Ranking the Risks from Multiple Hazards in a Small Community
Natural hazards, human-induced accidents, and malicious acts have caused great losses and disruptions to society. After September 11, 2001, critical infrastructure protection has become a national focus in the United States and is likely to remain one for the foreseeable future. Damage to the infrastructures and assets could be mitigated through predisaster planning and actions. A systematic methodology was developed to assess and rank the risks from these multiple hazards in a community of 20,000 people. It is an interdisciplinary study that includes probabilistic risk assessment (PRA), decision analysis, and expert judgment. Scenarios are constructed to show how the initiating events evolve into undesirable consequences. A value tree, based on multi-attribute utility theory (MAUT), is used to capture the decisionmaker's preferences about the impacts on the infrastructures and other assets. The risks from random failures are ranked according to their expected performance index (PI), which is the product of frequency, probabilities, and consequences of a scenario. Risks from malicious acts are ranked according to their PI as the frequency of attack is not available. A deliberative process is used to capture the factors that could not be addressed in the analysis and to scrutinize the results. This methodology provides a framework for the development of a risk-informed decision strategy.

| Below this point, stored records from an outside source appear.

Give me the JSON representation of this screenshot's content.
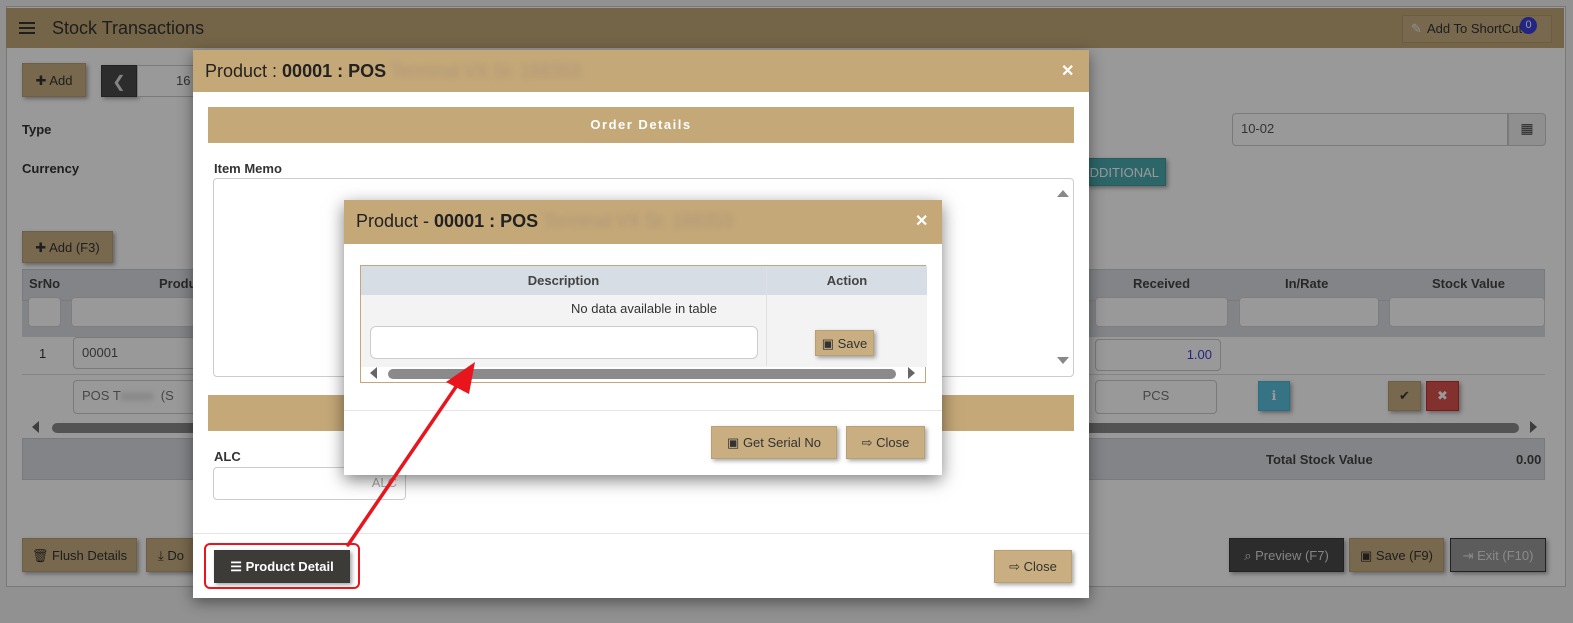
{
  "page": {
    "title": "Stock Transactions",
    "shortcut_label": "Add To ShortCut",
    "shortcut_count": "0",
    "add_label": "Add",
    "record_number": "16",
    "type_label": "Type",
    "currency_label": "Currency",
    "date_value": "10-02",
    "additional_label": "DDITIONAL",
    "add_f3_label": "Add (F3)",
    "columns": {
      "srno": "SrNo",
      "product": "Produ",
      "received": "Received",
      "in_rate": "In/Rate",
      "stock_value": "Stock Value"
    },
    "row": {
      "srno": "1",
      "code": "00001",
      "desc": "POS T",
      "desc_tail": "(S",
      "received": "1.00",
      "unit": "PCS"
    },
    "total_label": "Total Stock Value",
    "total_value": "0.00",
    "flush_label": "Flush Details",
    "download_label": "Do",
    "preview_label": "Preview (F7)",
    "save_label": "Save (F9)",
    "exit_label": "Exit (F10)"
  },
  "modal1": {
    "title_prefix": "Product : ",
    "title_code": "00001 : POS",
    "title_blurred": "Terminal VX Sr. 188353",
    "order_details": "Order Details",
    "item_memo_label": "Item Memo",
    "alc_label": "ALC",
    "alc_placeholder": "ALC",
    "product_detail_label": "Product Detail",
    "close_label": "Close"
  },
  "modal2": {
    "title_prefix": "Product - ",
    "title_code": "00001 : POS",
    "title_blurred": "Terminal VX Sr. 188353",
    "col_description": "Description",
    "col_action": "Action",
    "empty_text": "No data available in table",
    "save_label": "Save",
    "get_serial_label": "Get Serial No",
    "close_label": "Close"
  },
  "colors": {
    "accent": "#c4a878",
    "annotation": "#e8151c",
    "info": "#5bc0de",
    "danger": "#d9534f"
  }
}
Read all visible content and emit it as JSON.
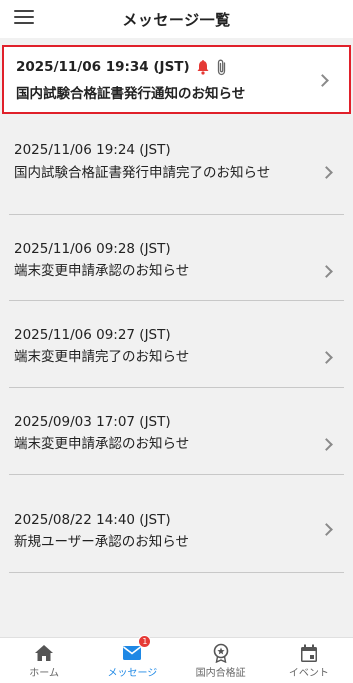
{
  "header": {
    "title": "メッセージ一覧"
  },
  "messages": [
    {
      "date": "2025/11/06 19:34 (JST)",
      "subject": "国内試験合格証書発行通知のお知らせ",
      "unread": true,
      "has_attachment": true
    },
    {
      "date": "2025/11/06 19:24 (JST)",
      "subject": "国内試験合格証書発行申請完了のお知らせ",
      "unread": false,
      "has_attachment": false
    },
    {
      "date": "2025/11/06 09:28 (JST)",
      "subject": "端末変更申請承認のお知らせ",
      "unread": false,
      "has_attachment": false
    },
    {
      "date": "2025/11/06 09:27 (JST)",
      "subject": "端末変更申請完了のお知らせ",
      "unread": false,
      "has_attachment": false
    },
    {
      "date": "2025/09/03 17:07 (JST)",
      "subject": "端末変更申請承認のお知らせ",
      "unread": false,
      "has_attachment": false
    },
    {
      "date": "2025/08/22 14:40 (JST)",
      "subject": "新規ユーザー承認のお知らせ",
      "unread": false,
      "has_attachment": false
    }
  ],
  "nav": [
    {
      "label": "ホーム",
      "icon": "home-icon"
    },
    {
      "label": "メッセージ",
      "icon": "mail-icon",
      "badge": "1",
      "active": true
    },
    {
      "label": "国内合格証",
      "icon": "award-icon"
    },
    {
      "label": "イベント",
      "icon": "calendar-icon"
    }
  ],
  "colors": {
    "accent": "#1e88e5",
    "highlight_border": "#e0202a",
    "bell": "#e53935",
    "background": "#f1f1f1"
  }
}
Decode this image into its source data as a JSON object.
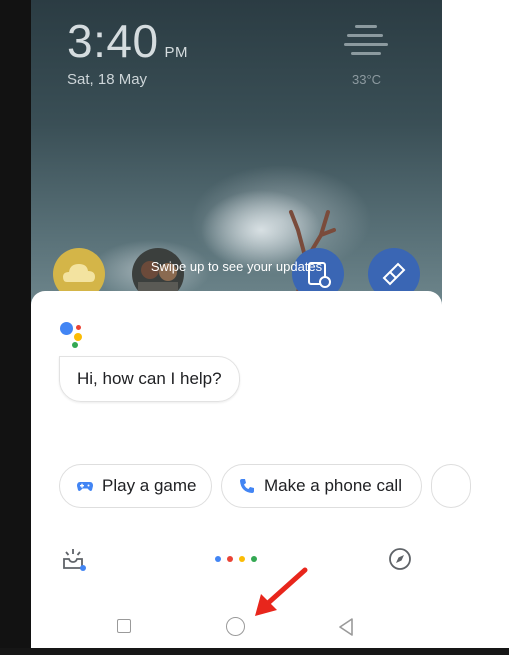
{
  "lock_screen": {
    "time": "3:40",
    "ampm": "PM",
    "date": "Sat, 18 May",
    "temperature": "33°C",
    "swipe_hint": "Swipe up to see your updates"
  },
  "assistant": {
    "greeting": "Hi, how can I help?",
    "suggestions": [
      {
        "label": "Play a game",
        "icon": "gamepad-icon"
      },
      {
        "label": "Make a phone call",
        "icon": "phone-icon"
      }
    ],
    "colors": {
      "blue": "#4285F4",
      "red": "#EA4335",
      "yellow": "#FBBC05",
      "green": "#34A853"
    }
  },
  "nav_bar": {
    "buttons": [
      "recents-icon",
      "home-icon",
      "back-icon"
    ]
  },
  "annotation": {
    "arrow_color": "#E8261C"
  }
}
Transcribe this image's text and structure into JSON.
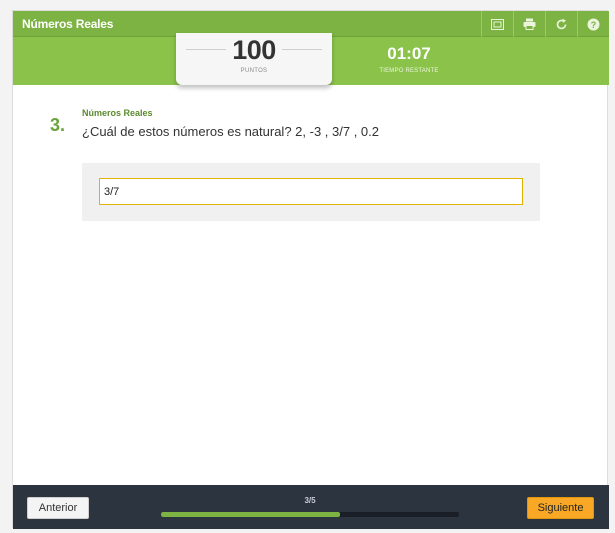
{
  "app": {
    "title": "Números Reales",
    "toolbar": [
      "screen-icon",
      "print-icon",
      "restart-icon",
      "help-icon"
    ]
  },
  "score": {
    "value": "100",
    "label": "PUNTOS"
  },
  "timer": {
    "value": "01:07",
    "label": "TIEMPO RESTANTE"
  },
  "question": {
    "number": "3.",
    "category": "Números Reales",
    "text": "¿Cuál de estos números es natural? 2, -3 , 3/7 , 0.2",
    "answer_value": "3/7"
  },
  "footer": {
    "prev_label": "Anterior",
    "next_label": "Siguiente",
    "progress_text": "3/5",
    "progress_fraction": 0.6
  },
  "colors": {
    "header_green": "#8bc34a",
    "accent_orange": "#f9a825",
    "footer_dark": "#2c3440",
    "progress_green": "#7cb342"
  }
}
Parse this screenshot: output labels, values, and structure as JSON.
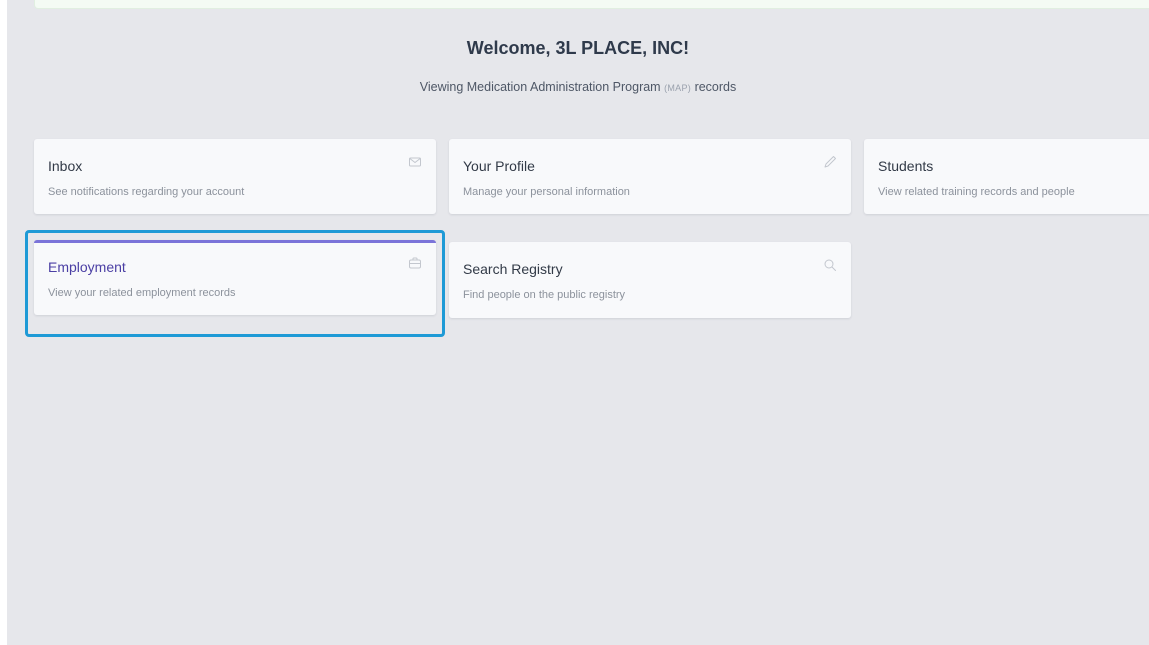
{
  "header": {
    "welcome": "Welcome, 3L PLACE, INC!",
    "subtitle_before": "Viewing Medication Administration Program",
    "subtitle_abbr": "(MAP)",
    "subtitle_after": "records"
  },
  "cards": [
    {
      "title": "Inbox",
      "description": "See notifications regarding your account",
      "icon": "envelope-icon"
    },
    {
      "title": "Your Profile",
      "description": "Manage your personal information",
      "icon": "pencil-icon"
    },
    {
      "title": "Students",
      "description": "View related training records and people",
      "icon": ""
    },
    {
      "title": "Employment",
      "description": "View your related employment records",
      "icon": "briefcase-icon",
      "active": true
    },
    {
      "title": "Search Registry",
      "description": "Find people on the public registry",
      "icon": "search-icon"
    }
  ],
  "colors": {
    "background": "#e6e7eb",
    "card": "#f8f9fb",
    "active_accent": "#7b74d9",
    "active_title": "#4b3fa4",
    "highlight": "#1e9ad6"
  }
}
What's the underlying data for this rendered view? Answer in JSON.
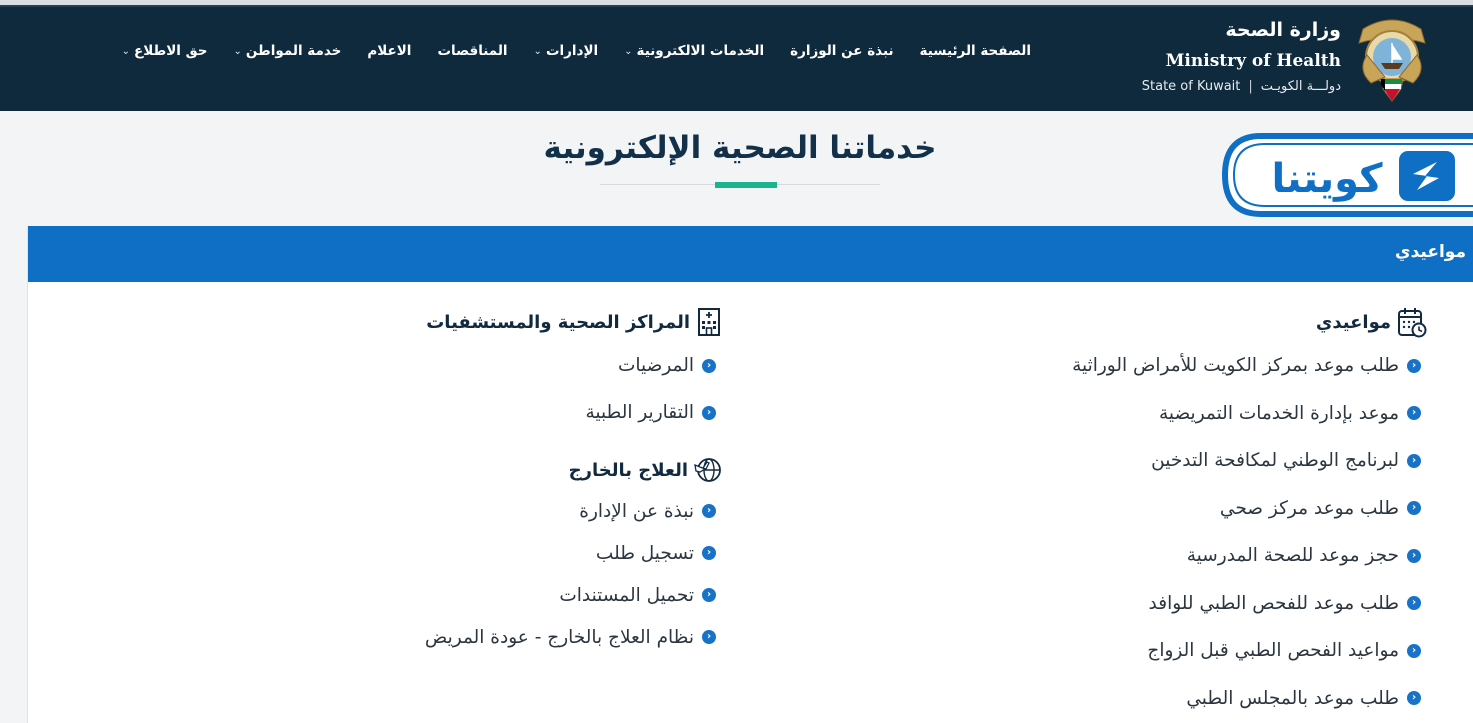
{
  "header": {
    "brand_ar": "وزارة الصحة",
    "brand_en": "Ministry of Health",
    "sub_ar": "دولـــة الكويـت",
    "sub_sep": "|",
    "sub_en": "State of Kuwait",
    "bg_color": "#0f2a3d"
  },
  "nav": {
    "items": [
      {
        "label": "الصفحة الرئيسية",
        "dropdown": false
      },
      {
        "label": "نبذة عن الوزارة",
        "dropdown": false
      },
      {
        "label": "الخدمات الالكترونية",
        "dropdown": true
      },
      {
        "label": "الإدارات",
        "dropdown": true
      },
      {
        "label": "المناقصات",
        "dropdown": false
      },
      {
        "label": "الاعلام",
        "dropdown": false
      },
      {
        "label": "خدمة المواطن",
        "dropdown": true
      },
      {
        "label": "حق الاطلاع",
        "dropdown": true
      }
    ],
    "chevron": "⌄"
  },
  "kuwaitna_logo": {
    "text": "كويتنا",
    "color": "#0f6fc4"
  },
  "section": {
    "title": "خدماتنا الصحية الإلكترونية",
    "accent_color": "#1bb28e"
  },
  "card": {
    "header_label": "مواعيدي",
    "header_color": "#0f6fc4",
    "groups": {
      "appointments": {
        "title": "مواعيدي",
        "icon": "calendar-clock-icon",
        "links": [
          "طلب موعد بمركز الكويت للأمراض الوراثية",
          "موعد بإدارة الخدمات التمريضية",
          "لبرنامج الوطني لمكافحة التدخين",
          "طلب موعد مركز صحي",
          "حجز موعد للصحة المدرسية",
          "طلب موعد للفحص الطبي للوافد",
          "مواعيد الفحص الطبي قبل الزواج",
          "طلب موعد بالمجلس الطبي"
        ]
      },
      "centers": {
        "title": "المراكز الصحية والمستشفيات",
        "icon": "hospital-building-icon",
        "links": [
          "المرضيات",
          "التقارير الطبية"
        ]
      },
      "abroad": {
        "title": "العلاج بالخارج",
        "icon": "globe-plane-icon",
        "links": [
          "نبذة عن الإدارة",
          "تسجيل طلب",
          "تحميل المستندات",
          "نظام العلاج بالخارج - عودة المريض"
        ]
      }
    },
    "bullet_color": "#1873c8"
  }
}
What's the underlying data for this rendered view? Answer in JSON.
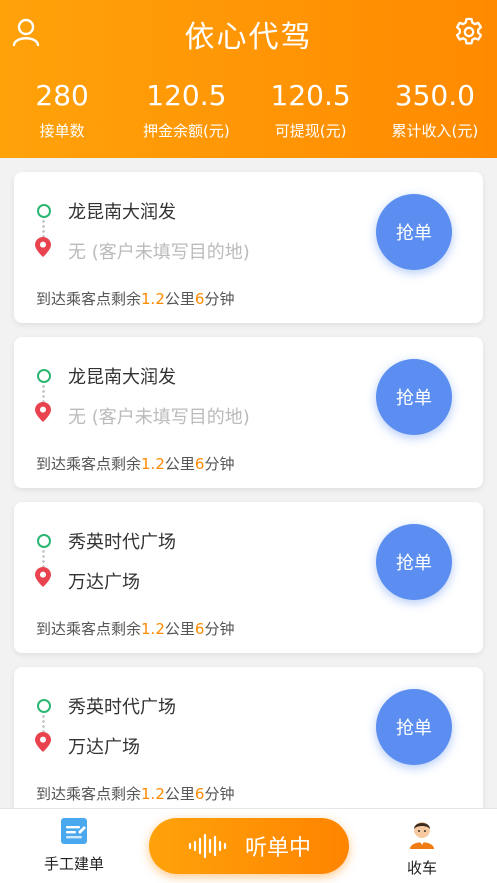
{
  "header": {
    "title": "依心代驾",
    "stats": [
      {
        "value": "280",
        "label": "接单数"
      },
      {
        "value": "120.5",
        "label": "押金余额(元)"
      },
      {
        "value": "120.5",
        "label": "可提现(元)"
      },
      {
        "value": "350.0",
        "label": "累计收入(元)"
      }
    ]
  },
  "orders": [
    {
      "from": "龙昆南大润发",
      "to": "无 (客户未填写目的地)",
      "dist_prefix": "到达乘客点剩余",
      "km": "1.2",
      "km_unit": "公里",
      "min": "6",
      "min_unit": "分钟",
      "button": "抢单"
    },
    {
      "from": "龙昆南大润发",
      "to": "无 (客户未填写目的地)",
      "dist_prefix": "到达乘客点剩余",
      "km": "1.2",
      "km_unit": "公里",
      "min": "6",
      "min_unit": "分钟",
      "button": "抢单"
    },
    {
      "from": "秀英时代广场",
      "to": "万达广场",
      "dist_prefix": "到达乘客点剩余",
      "km": "1.2",
      "km_unit": "公里",
      "min": "6",
      "min_unit": "分钟",
      "button": "抢单"
    },
    {
      "from": "秀英时代广场",
      "to": "万达广场",
      "dist_prefix": "到达乘客点剩余",
      "km": "1.2",
      "km_unit": "公里",
      "min": "6",
      "min_unit": "分钟",
      "button": "抢单"
    }
  ],
  "tabbar": {
    "manual_label": "手工建单",
    "listen_label": "听单中",
    "close_label": "收车"
  },
  "colors": {
    "accent": "#ff8a00",
    "button_blue": "#5b8ef0",
    "origin_green": "#2bb673",
    "destination_red": "#e8434e"
  },
  "icons": {
    "profile": "user-icon",
    "settings": "gear-icon",
    "manual": "edit-document-icon",
    "listen": "soundwave-icon",
    "close": "driver-avatar-icon"
  }
}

Although this study uses the Massachusetts Institute of Technology campus as a case study of a real project, it is a general methodology that could be used by other similar communities and municipalities.